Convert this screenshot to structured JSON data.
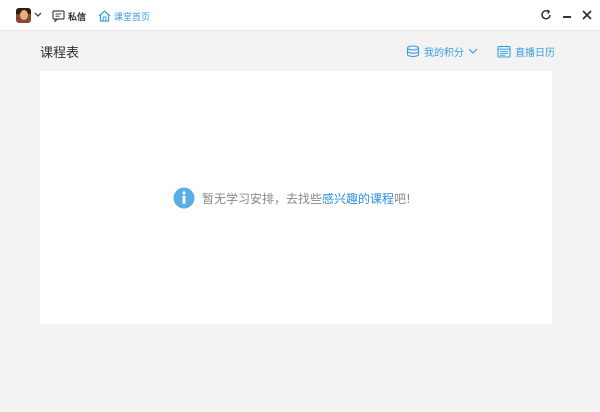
{
  "titlebar": {
    "message_label": "私信",
    "home_label": "课堂首页"
  },
  "header": {
    "title": "课程表",
    "points_label": "我的积分",
    "calendar_label": "直播日历"
  },
  "empty_state": {
    "prefix": "暂无学习安排，去找些",
    "link": "感兴趣的课程",
    "suffix": "吧!"
  },
  "colors": {
    "accent": "#3a9de0",
    "background": "#f3f3f3",
    "panel": "#ffffff"
  },
  "icons": {
    "message": "message-icon",
    "home": "home-icon",
    "coins": "coins-icon",
    "calendar": "calendar-icon",
    "info": "info-icon",
    "refresh": "refresh-icon",
    "minimize": "minimize-icon",
    "close": "close-icon"
  }
}
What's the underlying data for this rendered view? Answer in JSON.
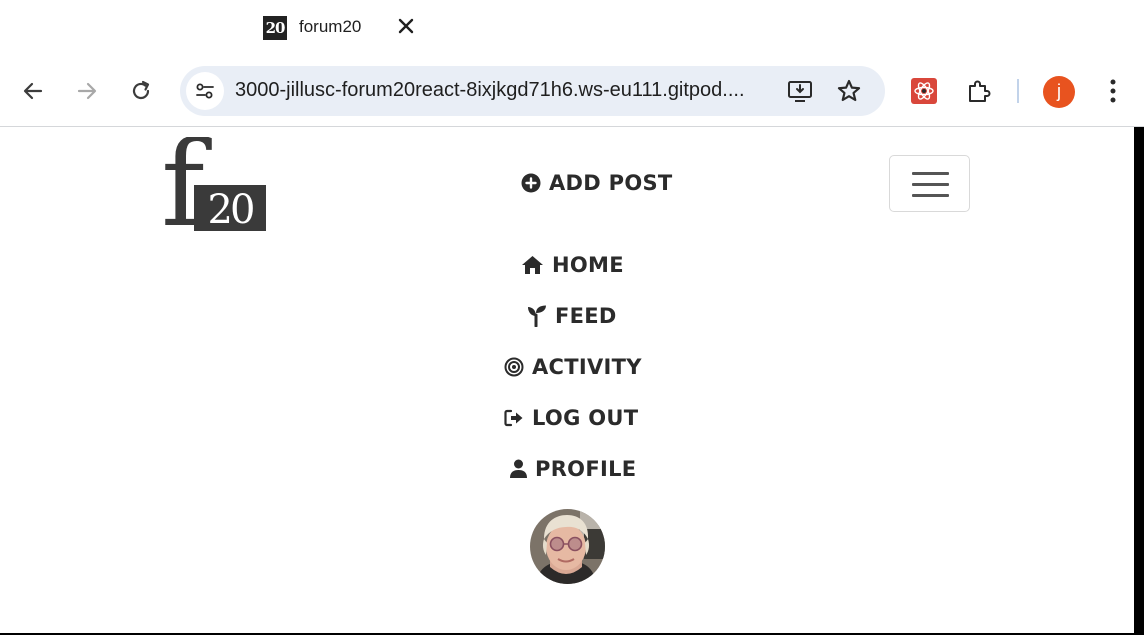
{
  "browser": {
    "tab": {
      "title": "forum20",
      "favicon_text": "20"
    },
    "address_bar": {
      "url": "3000-jillusc-forum20react-8ixjkgd71h6.ws-eu111.gitpod...."
    },
    "profile_initial": "j",
    "colors": {
      "omnibox": "#e9eef6",
      "profile": "#e8531f",
      "extension": "#d9473b"
    }
  },
  "site": {
    "logo": {
      "letter": "f",
      "number": "20"
    },
    "nav": {
      "add_post": "ADD POST",
      "home": "HOME",
      "feed": "FEED",
      "activity": "ACTIVITY",
      "log_out": "LOG OUT",
      "profile": "PROFILE"
    },
    "icons": {
      "add_post": "plus-circle-icon",
      "home": "house-icon",
      "feed": "seedling-icon",
      "activity": "bullseye-icon",
      "log_out": "sign-out-icon",
      "profile": "user-icon"
    }
  }
}
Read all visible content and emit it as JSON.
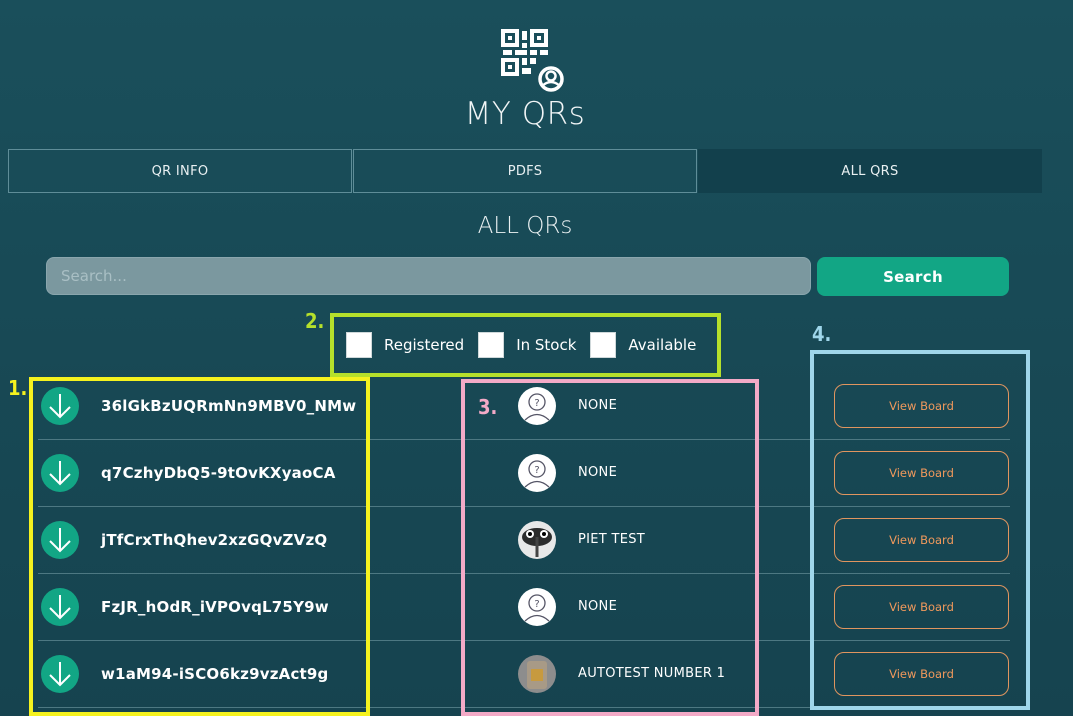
{
  "header": {
    "logo_icon": "qr-search-icon",
    "title": "MY QRs"
  },
  "tabs": [
    {
      "label": "QR INFO",
      "active": false
    },
    {
      "label": "PDFS",
      "active": false
    },
    {
      "label": "ALL QRS",
      "active": true
    }
  ],
  "section": {
    "title": "ALL QRs"
  },
  "search": {
    "placeholder": "Search...",
    "value": "",
    "button_label": "Search"
  },
  "filters": [
    {
      "label": "Registered",
      "checked": false
    },
    {
      "label": "In Stock",
      "checked": false
    },
    {
      "label": "Available",
      "checked": false
    }
  ],
  "annotations": [
    {
      "number": "1.",
      "color": "#f5f21f"
    },
    {
      "number": "2.",
      "color": "#b6e02b"
    },
    {
      "number": "3.",
      "color": "#f3aac7"
    },
    {
      "number": "4.",
      "color": "#9fd6ea"
    }
  ],
  "rows": [
    {
      "code": "36lGkBzUQRmNn9MBV0_NMw",
      "owner": "NONE",
      "avatar": "placeholder-person-icon",
      "action_label": "View Board"
    },
    {
      "code": "q7CzhyDbQ5-9tOvKXyaoCA",
      "owner": "NONE",
      "avatar": "placeholder-person-icon",
      "action_label": "View Board"
    },
    {
      "code": "jTfCrxThQhev2xzGQvZVzQ",
      "owner": "PIET TEST",
      "avatar": "bird-photo",
      "action_label": "View Board"
    },
    {
      "code": "FzJR_hOdR_iVPOvqL75Y9w",
      "owner": "NONE",
      "avatar": "placeholder-person-icon",
      "action_label": "View Board"
    },
    {
      "code": "w1aM94-iSCO6kz9vzAct9g",
      "owner": "AUTOTEST NUMBER 1",
      "avatar": "photo",
      "action_label": "View Board"
    }
  ],
  "colors": {
    "accent": "#12a685",
    "view_button": "#f0995c",
    "active_tab": "#12404c"
  }
}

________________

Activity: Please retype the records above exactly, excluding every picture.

Task output:
Convert this screenshot to structured JSON data.
{
  "titlebar": {
    "message_label": "私信",
    "home_label": "课堂首页"
  },
  "header": {
    "title": "课程表",
    "points_label": "我的积分",
    "calendar_label": "直播日历"
  },
  "empty_state": {
    "prefix": "暂无学习安排，去找些",
    "link": "感兴趣的课程",
    "suffix": "吧!"
  },
  "colors": {
    "accent": "#3a9de0",
    "background": "#f3f3f3",
    "panel": "#ffffff"
  },
  "icons": {
    "message": "message-icon",
    "home": "home-icon",
    "coins": "coins-icon",
    "calendar": "calendar-icon",
    "info": "info-icon",
    "refresh": "refresh-icon",
    "minimize": "minimize-icon",
    "close": "close-icon"
  }
}
What's the underlying data for this rendered view? Answer in JSON.
{
  "browser": {
    "tab": {
      "title": "forum20",
      "favicon_text": "20"
    },
    "address_bar": {
      "url": "3000-jillusc-forum20react-8ixjkgd71h6.ws-eu111.gitpod...."
    },
    "profile_initial": "j",
    "colors": {
      "omnibox": "#e9eef6",
      "profile": "#e8531f",
      "extension": "#d9473b"
    }
  },
  "site": {
    "logo": {
      "letter": "f",
      "number": "20"
    },
    "nav": {
      "add_post": "ADD POST",
      "home": "HOME",
      "feed": "FEED",
      "activity": "ACTIVITY",
      "log_out": "LOG OUT",
      "profile": "PROFILE"
    },
    "icons": {
      "add_post": "plus-circle-icon",
      "home": "house-icon",
      "feed": "seedling-icon",
      "activity": "bullseye-icon",
      "log_out": "sign-out-icon",
      "profile": "user-icon"
    }
  }
}
Read all visible content and emit it as JSON.
{
  "header": {
    "logo_icon": "qr-search-icon",
    "title": "MY QRs"
  },
  "tabs": [
    {
      "label": "QR INFO",
      "active": false
    },
    {
      "label": "PDFS",
      "active": false
    },
    {
      "label": "ALL QRS",
      "active": true
    }
  ],
  "section": {
    "title": "ALL QRs"
  },
  "search": {
    "placeholder": "Search...",
    "value": "",
    "button_label": "Search"
  },
  "filters": [
    {
      "label": "Registered",
      "checked": false
    },
    {
      "label": "In Stock",
      "checked": false
    },
    {
      "label": "Available",
      "checked": false
    }
  ],
  "annotations": [
    {
      "number": "1.",
      "color": "#f5f21f"
    },
    {
      "number": "2.",
      "color": "#b6e02b"
    },
    {
      "number": "3.",
      "color": "#f3aac7"
    },
    {
      "number": "4.",
      "color": "#9fd6ea"
    }
  ],
  "rows": [
    {
      "code": "36lGkBzUQRmNn9MBV0_NMw",
      "owner": "NONE",
      "avatar": "placeholder-person-icon",
      "action_label": "View Board"
    },
    {
      "code": "q7CzhyDbQ5-9tOvKXyaoCA",
      "owner": "NONE",
      "avatar": "placeholder-person-icon",
      "action_label": "View Board"
    },
    {
      "code": "jTfCrxThQhev2xzGQvZVzQ",
      "owner": "PIET TEST",
      "avatar": "bird-photo",
      "action_label": "View Board"
    },
    {
      "code": "FzJR_hOdR_iVPOvqL75Y9w",
      "owner": "NONE",
      "avatar": "placeholder-person-icon",
      "action_label": "View Board"
    },
    {
      "code": "w1aM94-iSCO6kz9vzAct9g",
      "owner": "AUTOTEST NUMBER 1",
      "avatar": "photo",
      "action_label": "View Board"
    }
  ],
  "colors": {
    "accent": "#12a685",
    "view_button": "#f0995c",
    "active_tab": "#12404c"
  }
}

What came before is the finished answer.